34. Schowengerdt RA. Remote Sensing: Models and Methods for Image Processing. 2006, 3rd ed. Academic Press
35. Gan WQ, McLean K, Brauer M, Chiarello SA, Davies HW. Modeling population exposure to community noise and air pollution in a large metropolitan area. Environ Res. 2012; 116:11–16
36. Larson T, Henderson SB, Brauer M. Mobile monitoring of particle light absorption coefficient in an urban area as a basis for land use regression. Environ Sci Technol. 2009; 43:4672–4678
37. Wang R, Henderson SB, Sbihi H, et al. Temporal stability of land use regression models for traffic-related air pollution. Atmos Environ. 2013; 64:312–319
38. Henderson SB, Beckerman B, Jerrett M, Brauer M. Application of land use regression to estimate long-term concentrations of traffic-related nitrogen oxides and fine particulate matter. Environ Sci Technol. 2007; 41:2422–2428
39. Abernethy RC, Allen RW, McKendry IG, Brauer M. A land use regression model for ultrafine particles in Vancouver, Canada. Environ Sci Technol. 2013; 47:5217–5225
40. Sanchez de Miguel A, Kyba CCM, Zamorano J, Gallego J, Gaston KJ. The nature of the diffuse light near cities detected in nighttime satellite imagery.
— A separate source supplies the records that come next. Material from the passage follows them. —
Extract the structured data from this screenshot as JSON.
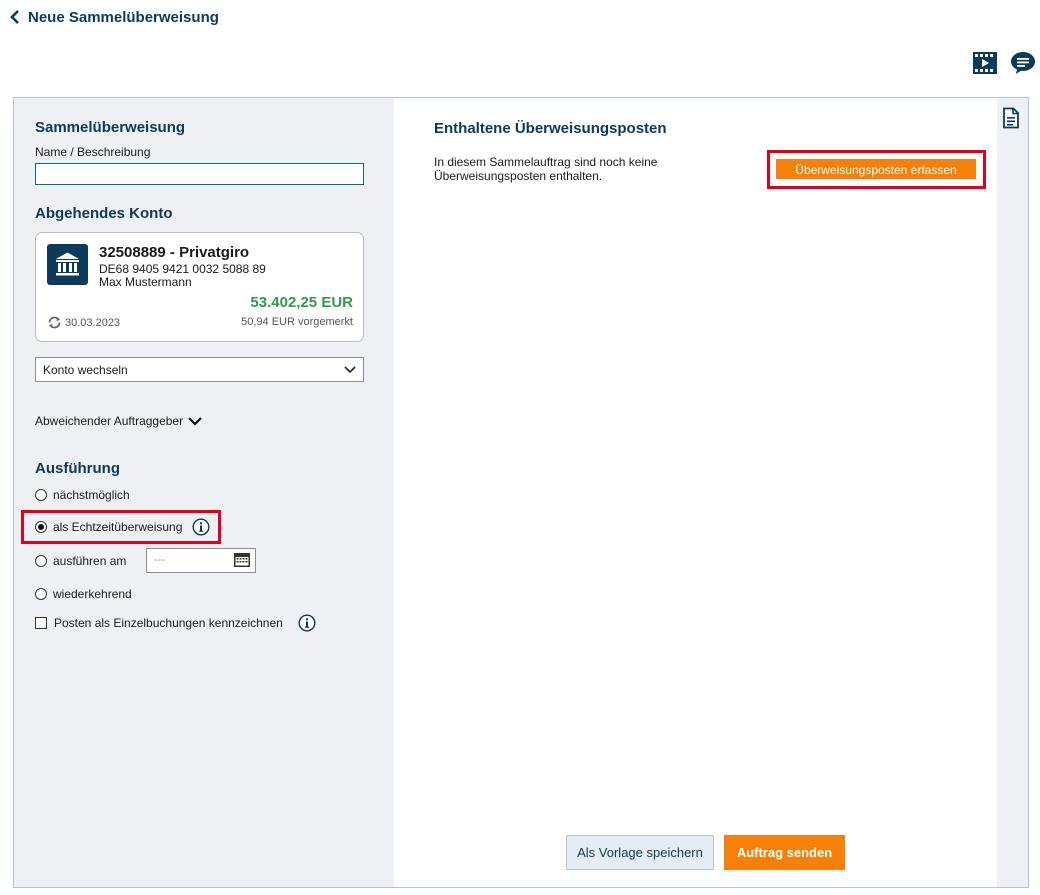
{
  "header": {
    "back_title": "Neue Sammelüberweisung",
    "icons": [
      "video-icon",
      "chat-icon"
    ]
  },
  "left": {
    "title": "Sammelüberweisung",
    "name_label": "Name / Beschreibung",
    "name_value": "",
    "account_section_title": "Abgehendes Konto",
    "account": {
      "name": "32508889 - Privatgiro",
      "iban": "DE68 9405 9421 0032 5088 89",
      "owner": "Max Mustermann",
      "balance": "53.402,25 EUR",
      "date": "30.03.2023",
      "pending": "50,94 EUR vorgemerkt",
      "balance_color": "#2c9b4b"
    },
    "switch_account_label": "Konto wechseln",
    "different_orderer_label": "Abweichender Auftraggeber",
    "execution_title": "Ausführung",
    "options": {
      "asap": "nächstmöglich",
      "instant": "als Echtzeitüberweisung",
      "on_date": "ausführen am",
      "recurring": "wiederkehrend",
      "selected": "instant"
    },
    "date_placeholder": "---",
    "single_bookings_label": "Posten als Einzelbuchungen kennzeichnen"
  },
  "right": {
    "title": "Enthaltene Überweisungsposten",
    "empty_message": "In diesem Sammelauftrag sind noch keine Überweisungsposten enthalten.",
    "add_item_button": "Überweisungsposten erfassen",
    "save_template_button": "Als Vorlage speichern",
    "send_button": "Auftrag senden"
  },
  "colors": {
    "accent_orange": "#f7800a",
    "brand_blue": "#0c3a5b",
    "highlight_red": "#e3001b"
  }
}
Sci Rep. 2020; 10:7829
41. Parra MA, Elustondo D, Bermejo R, Santamaría JM. Ambient air levels of volatile organic compounds (VOC) and nitrogen dioxide (NO2) in a medium size city in Northern Spain. Sci Total Environ. 2009; 407:999–1009
42. Kenagy HS, Lin C, Wu H, Heal MR. Greater nitrogen dioxide concentrations at child versus adult breathing heights close to urban main road kerbside. Air Qual Atmos Health. 2016; 9:589–595
43. Rybnikova NA, Portnov BA. Outdoor light and breast cancer incidence: a comparative analysis of DMSP and VIIRS-DNB satellite data. Int J Remote Sens. 2017; 21:5952–5961
44. Kyba CCM, Kuester T, Sánchez de Miguel A, et al. Artificially lit surface of earth at night increasing in radiance and extent. Sci Adv. 2017; 3:e1701528

Light at night; Environmental pollutants; Bias; Error; Circadian rhythm; Visible infrared imaging radiometer suite day/night band

Supplemental Digital Content

Copyright © 2021 The Authors. Published by Wolters Kluwer Health, Inc. on behalf of The Environmental Epidemiology. All rights reserved.